I like to employ understatement. From this, LizardBreath assumes that the narrator does not have feelings. If I thought she’d do it, I would ask LizardBreath to take another pass at it and try to figure out what’s actually going on in my book. Or perhaps LizardBreath only likes the sort of writing that sums its characters up in neat little sentences (or long tortuous ones). I don’t. I don’t think people can be understood apart from the particularities of their stories, and I try to write characters who are real in that sense. I don’t give them labels. I don’t even presume to understand them myself, apart from what they would do, say, and think in the particular matters I dramatize.

I prefer to come at things concretely, and try to give the reader the appropriate feeling by putting her in place of my characters. LizardBreath doesn’t like that type of writing. She thinks it’s sociopathic. If only she knew how sad that made me feel! It might lead me to write another sad book which requires some small amount of interpretation to understand, risking another disappointment if LizardBreath, having proved in the past to always fully comprehend things, did not quite get it all the way.

LizardBreath assumes that because I wrote a novella about being a first year associate that I was not a good one. I don’t know why my legal competence is particularly relevant to the success of my book, but I am an egotistical person driven to respond that, in fact, my first year reviews were quite excellent. I would happily provide LizardBreath with a list of references from my old employer, Jenner & Block, if she has any further interest in my proficiency. I remember the place quite fondly. Many a day did we sit in merry conference rooms performing legal tasks with cheer and camaraderie and many a Friday evening did we drink free booze on the firm’s dime. I left that place a little older and grayer but wiser, to clerk for a judge in Nashville for two years. After that I worked for Quinn Emanuel, in Los Angeles, a shitty place full of assholes.

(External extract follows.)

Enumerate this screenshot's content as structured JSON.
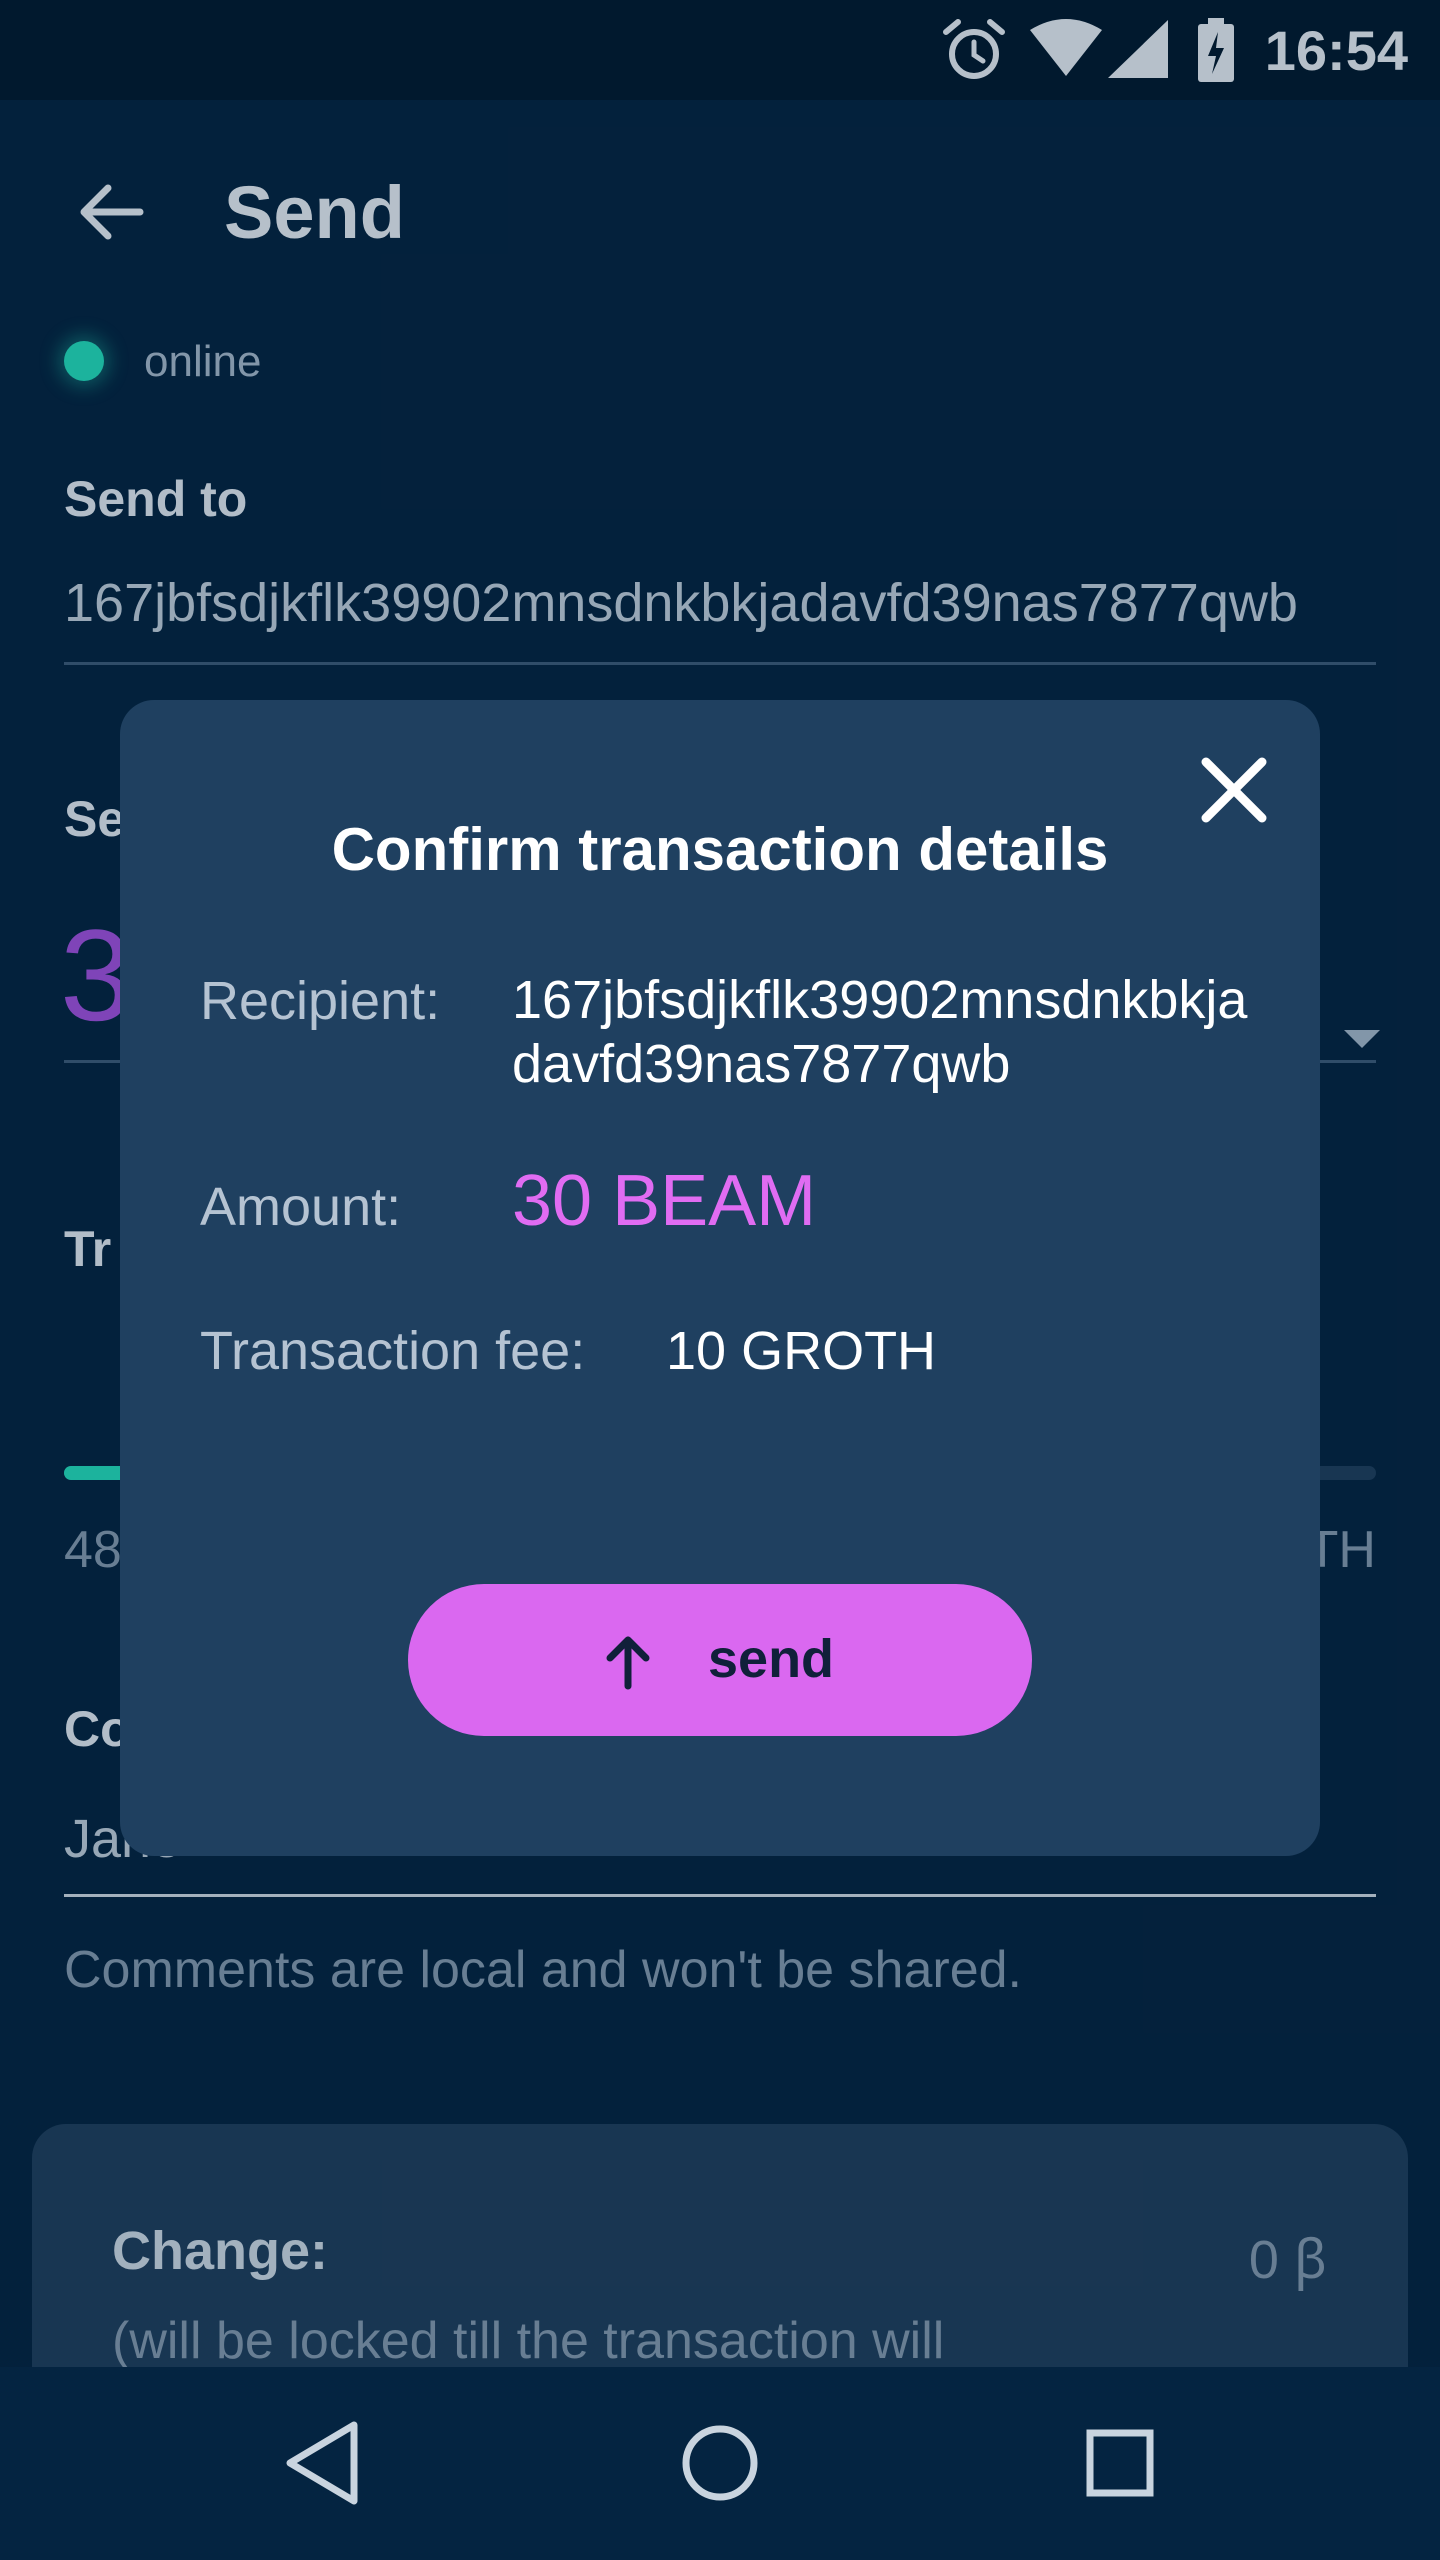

Perhaps because she thinks that any lawyer who writes a book must be a bad lawyer, LizardBreath is disappointed to find that the narrator of my book is actually good at depositions. She didn’t think a first year associate could possibly know what he knew. I don’t want to be uncharitable and ascribe this bias to LizardBreath’s own experience with depositions (especially keeping in mind how charitable LizardBreath has been in the past) but I do wish she would accept the narrator for who he is on the page. If she had wanted a story about an incompetent lawyer, I’m sure she could have written one herself.

A few small points. LizardBreath asks whether American Apparel actually sells brown fuzzy women’s underpants. I can say with certainty that they no longer do, but once did. I would send her a pair to prove it, but they’re my only ones and I’m not parting with them on the basis of a single hack job. LB is also confused on the passage of time. The story takes place over the course of a year, not a month. I think that’s pretty clear. I wasn’t hiding any balls.

LizardBreath closed by asking me not to tell anyone she had never done anything for me. I certainly won’t from now on, though I may not have given her proper credit before. All in all I am disappointed that LizardBreath did not enjoy the book as much as I enjoyed her smooth, epic hack job. I never felt her bite and had the idea she knew what she was doing, though maybe she hadn’t thought everything through. In any case I hope she will do it again soon.

She gave me a competent hack job, and I will always remember it fondly. Anyone interested can buy the novella here for a dollar. It’s called Professional Responsibility.